RECORD EXTRACTS ->
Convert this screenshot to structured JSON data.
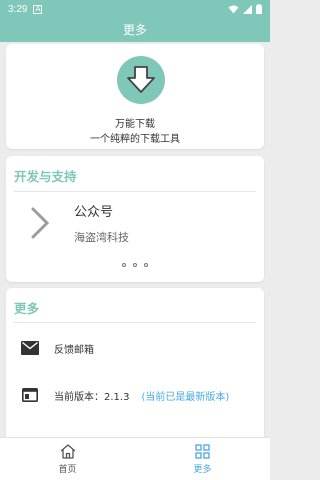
{
  "status": {
    "time": "3:29",
    "indicator": "A"
  },
  "appbar": {
    "title": "更多"
  },
  "hero": {
    "app_name": "万能下载",
    "description": "一个纯粹的下载工具",
    "accent": "#7fc7b8",
    "icon": "download-icon"
  },
  "dev": {
    "section_title": "开发与支持",
    "account_type": "公众号",
    "account_name": "海盗湾科技",
    "pager_dots": 3
  },
  "more": {
    "section_title": "更多",
    "items": [
      {
        "icon": "mail-icon",
        "label": "反馈邮箱"
      },
      {
        "icon": "version-icon",
        "label": "当前版本：2.1.3",
        "note": "(当前已是最新版本)"
      }
    ]
  },
  "tabs": [
    {
      "icon": "home-icon",
      "label": "首页",
      "active": false
    },
    {
      "icon": "grid-icon",
      "label": "更多",
      "active": true
    }
  ],
  "colors": {
    "primary": "#7fc7b8",
    "link": "#4aa8e0"
  }
}
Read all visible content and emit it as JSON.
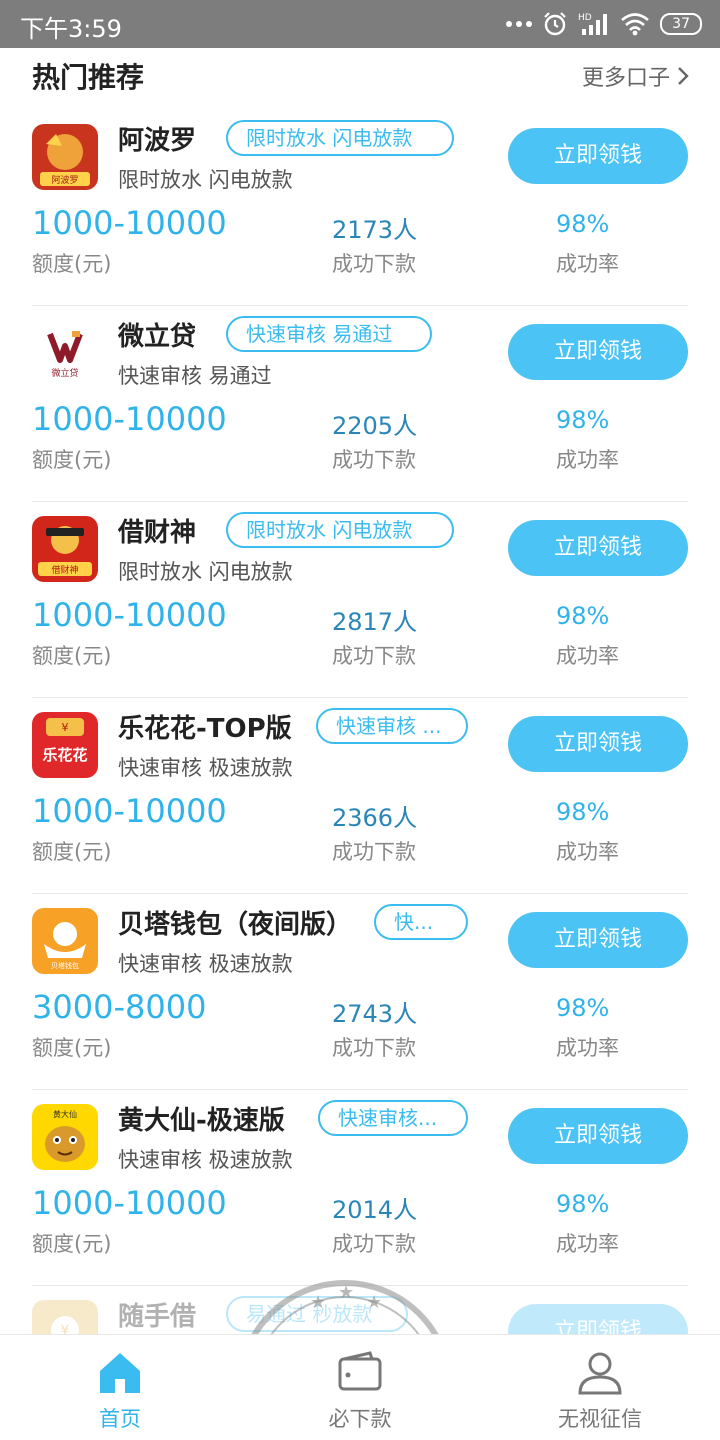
{
  "status_bar": {
    "time": "下午3:59",
    "network": "HD",
    "battery": "37"
  },
  "section": {
    "title": "热门推荐",
    "more_label": "更多口子"
  },
  "colors": {
    "accent": "#4cc3f5",
    "accent_text": "#2fb3ea",
    "count_text": "#2b86b8",
    "status_bar": "#7d7d7d"
  },
  "loans": [
    {
      "name": "阿波罗",
      "tag": "限时放水 闪电放款",
      "desc": "限时放水 闪电放款",
      "cta": "立即领钱",
      "amount": "1000-10000",
      "amount_label": "额度(元)",
      "count": "2173人",
      "count_label": "成功下款",
      "rate": "98%",
      "rate_label": "成功率",
      "logo_text": "阿波罗"
    },
    {
      "name": "微立贷",
      "tag": "快速审核 易通过",
      "desc": "快速审核 易通过",
      "cta": "立即领钱",
      "amount": "1000-10000",
      "amount_label": "额度(元)",
      "count": "2205人",
      "count_label": "成功下款",
      "rate": "98%",
      "rate_label": "成功率",
      "logo_text": "微立贷"
    },
    {
      "name": "借财神",
      "tag": "限时放水 闪电放款",
      "desc": "限时放水 闪电放款",
      "cta": "立即领钱",
      "amount": "1000-10000",
      "amount_label": "额度(元)",
      "count": "2817人",
      "count_label": "成功下款",
      "rate": "98%",
      "rate_label": "成功率",
      "logo_text": "借财神"
    },
    {
      "name": "乐花花-TOP版",
      "tag": "快速审核 ...",
      "desc": "快速审核 极速放款",
      "cta": "立即领钱",
      "amount": "1000-10000",
      "amount_label": "额度(元)",
      "count": "2366人",
      "count_label": "成功下款",
      "rate": "98%",
      "rate_label": "成功率",
      "logo_text": "乐花花"
    },
    {
      "name": "贝塔钱包（夜间版）",
      "tag": "快...",
      "desc": "快速审核 极速放款",
      "cta": "立即领钱",
      "amount": "3000-8000",
      "amount_label": "额度(元)",
      "count": "2743人",
      "count_label": "成功下款",
      "rate": "98%",
      "rate_label": "成功率",
      "logo_text": "贝塔钱包"
    },
    {
      "name": "黄大仙-极速版",
      "tag": "快速审核...",
      "desc": "快速审核 极速放款",
      "cta": "立即领钱",
      "amount": "1000-10000",
      "amount_label": "额度(元)",
      "count": "2014人",
      "count_label": "成功下款",
      "rate": "98%",
      "rate_label": "成功率",
      "logo_text": "黄大仙"
    },
    {
      "name": "随手借",
      "tag": "易通过 秒放款",
      "desc": "",
      "cta": "立即领钱",
      "amount": "",
      "amount_label": "",
      "count": "",
      "count_label": "",
      "rate": "",
      "rate_label": "",
      "logo_text": ""
    }
  ],
  "tabs": [
    {
      "label": "首页",
      "icon": "home-icon",
      "active": true
    },
    {
      "label": "必下款",
      "icon": "wallet-icon",
      "active": false
    },
    {
      "label": "无视征信",
      "icon": "user-icon",
      "active": false
    }
  ]
}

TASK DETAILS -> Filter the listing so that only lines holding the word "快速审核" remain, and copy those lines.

SOLUTION TO THE EXERCISE ->
      "tag": "快速审核 易通过",
      "desc": "快速审核 易通过",
      "tag": "快速审核 ...",
      "desc": "快速审核 极速放款",
      "desc": "快速审核 极速放款",
      "tag": "快速审核...",
      "desc": "快速审核 极速放款",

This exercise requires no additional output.